YOUR GOAL:
The entries are to be returned exactly, with images left out.

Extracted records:
►

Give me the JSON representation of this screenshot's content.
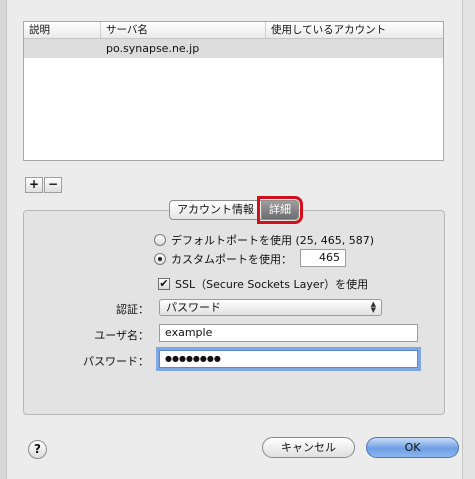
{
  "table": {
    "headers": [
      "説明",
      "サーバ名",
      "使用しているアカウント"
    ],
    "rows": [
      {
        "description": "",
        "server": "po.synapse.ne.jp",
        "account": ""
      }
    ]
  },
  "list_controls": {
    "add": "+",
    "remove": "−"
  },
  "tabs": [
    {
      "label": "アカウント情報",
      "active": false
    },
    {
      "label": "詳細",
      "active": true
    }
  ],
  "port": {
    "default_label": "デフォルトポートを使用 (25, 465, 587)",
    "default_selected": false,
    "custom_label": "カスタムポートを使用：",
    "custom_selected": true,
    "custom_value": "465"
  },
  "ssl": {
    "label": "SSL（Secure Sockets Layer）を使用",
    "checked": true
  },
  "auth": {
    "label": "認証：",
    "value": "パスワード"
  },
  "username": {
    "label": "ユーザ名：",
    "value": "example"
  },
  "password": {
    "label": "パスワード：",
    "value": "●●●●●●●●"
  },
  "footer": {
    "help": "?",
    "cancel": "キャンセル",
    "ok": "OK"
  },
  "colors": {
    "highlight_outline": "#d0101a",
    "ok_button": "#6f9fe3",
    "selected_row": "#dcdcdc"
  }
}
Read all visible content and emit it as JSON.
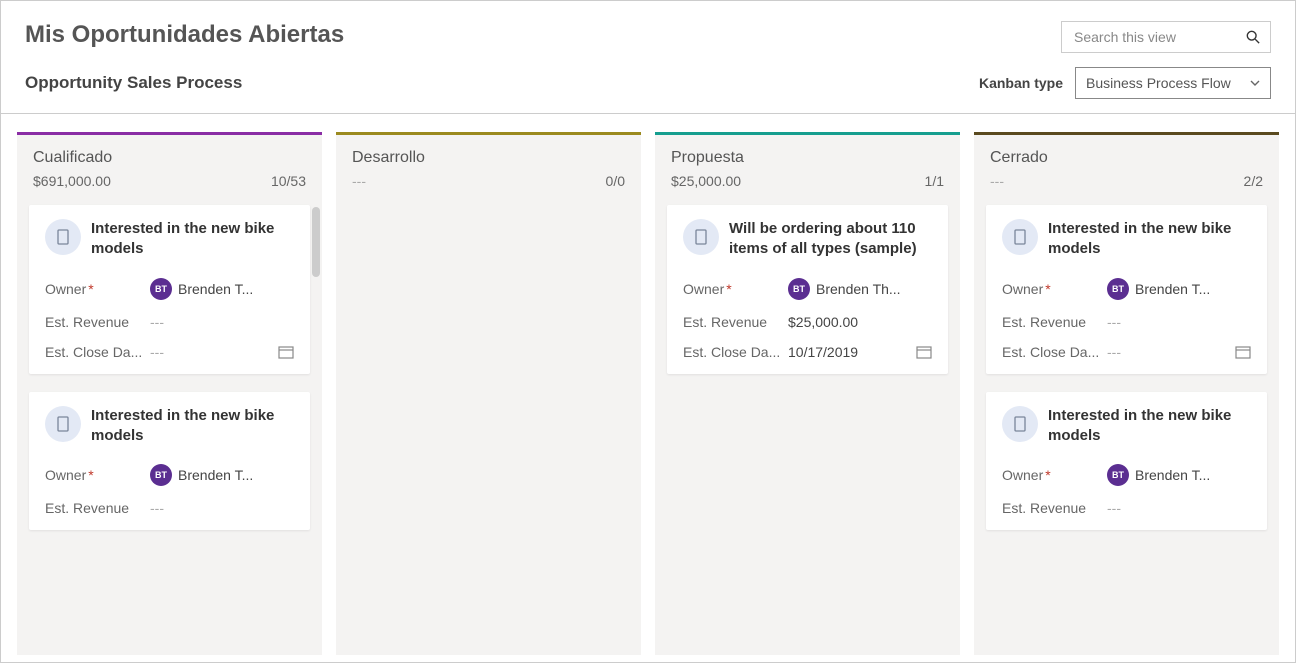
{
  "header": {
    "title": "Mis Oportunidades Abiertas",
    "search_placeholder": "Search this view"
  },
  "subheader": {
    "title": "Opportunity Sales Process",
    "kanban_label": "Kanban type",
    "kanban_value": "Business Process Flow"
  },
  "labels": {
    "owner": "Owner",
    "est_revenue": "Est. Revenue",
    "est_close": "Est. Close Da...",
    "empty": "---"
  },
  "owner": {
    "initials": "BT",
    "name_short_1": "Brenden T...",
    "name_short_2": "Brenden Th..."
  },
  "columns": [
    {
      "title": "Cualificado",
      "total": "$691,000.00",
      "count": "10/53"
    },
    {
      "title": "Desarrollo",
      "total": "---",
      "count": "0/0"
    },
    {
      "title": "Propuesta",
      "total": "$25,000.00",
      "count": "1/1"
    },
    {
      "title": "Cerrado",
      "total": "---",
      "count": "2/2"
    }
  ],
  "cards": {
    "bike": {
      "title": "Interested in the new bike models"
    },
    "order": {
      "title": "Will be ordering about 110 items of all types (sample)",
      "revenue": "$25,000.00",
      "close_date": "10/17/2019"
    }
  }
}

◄

RESPONSE BELOW:
Give me the JSON representation of this screenshot's content.
{
  "table": {
    "headers": [
      "説明",
      "サーバ名",
      "使用しているアカウント"
    ],
    "rows": [
      {
        "description": "",
        "server": "po.synapse.ne.jp",
        "account": ""
      }
    ]
  },
  "list_controls": {
    "add": "+",
    "remove": "−"
  },
  "tabs": [
    {
      "label": "アカウント情報",
      "active": false
    },
    {
      "label": "詳細",
      "active": true
    }
  ],
  "port": {
    "default_label": "デフォルトポートを使用 (25, 465, 587)",
    "default_selected": false,
    "custom_label": "カスタムポートを使用：",
    "custom_selected": true,
    "custom_value": "465"
  },
  "ssl": {
    "label": "SSL（Secure Sockets Layer）を使用",
    "checked": true
  },
  "auth": {
    "label": "認証：",
    "value": "パスワード"
  },
  "username": {
    "label": "ユーザ名：",
    "value": "example"
  },
  "password": {
    "label": "パスワード：",
    "value": "●●●●●●●●"
  },
  "footer": {
    "help": "?",
    "cancel": "キャンセル",
    "ok": "OK"
  },
  "colors": {
    "highlight_outline": "#d0101a",
    "ok_button": "#6f9fe3",
    "selected_row": "#dcdcdc"
  }
}
Read all visible content and emit it as JSON.
{
  "header": {
    "title": "Mis Oportunidades Abiertas",
    "search_placeholder": "Search this view"
  },
  "subheader": {
    "title": "Opportunity Sales Process",
    "kanban_label": "Kanban type",
    "kanban_value": "Business Process Flow"
  },
  "labels": {
    "owner": "Owner",
    "est_revenue": "Est. Revenue",
    "est_close": "Est. Close Da...",
    "empty": "---"
  },
  "owner": {
    "initials": "BT",
    "name_short_1": "Brenden T...",
    "name_short_2": "Brenden Th..."
  },
  "columns": [
    {
      "title": "Cualificado",
      "total": "$691,000.00",
      "count": "10/53"
    },
    {
      "title": "Desarrollo",
      "total": "---",
      "count": "0/0"
    },
    {
      "title": "Propuesta",
      "total": "$25,000.00",
      "count": "1/1"
    },
    {
      "title": "Cerrado",
      "total": "---",
      "count": "2/2"
    }
  ],
  "cards": {
    "bike": {
      "title": "Interested in the new bike models"
    },
    "order": {
      "title": "Will be ordering about 110 items of all types (sample)",
      "revenue": "$25,000.00",
      "close_date": "10/17/2019"
    }
  }
}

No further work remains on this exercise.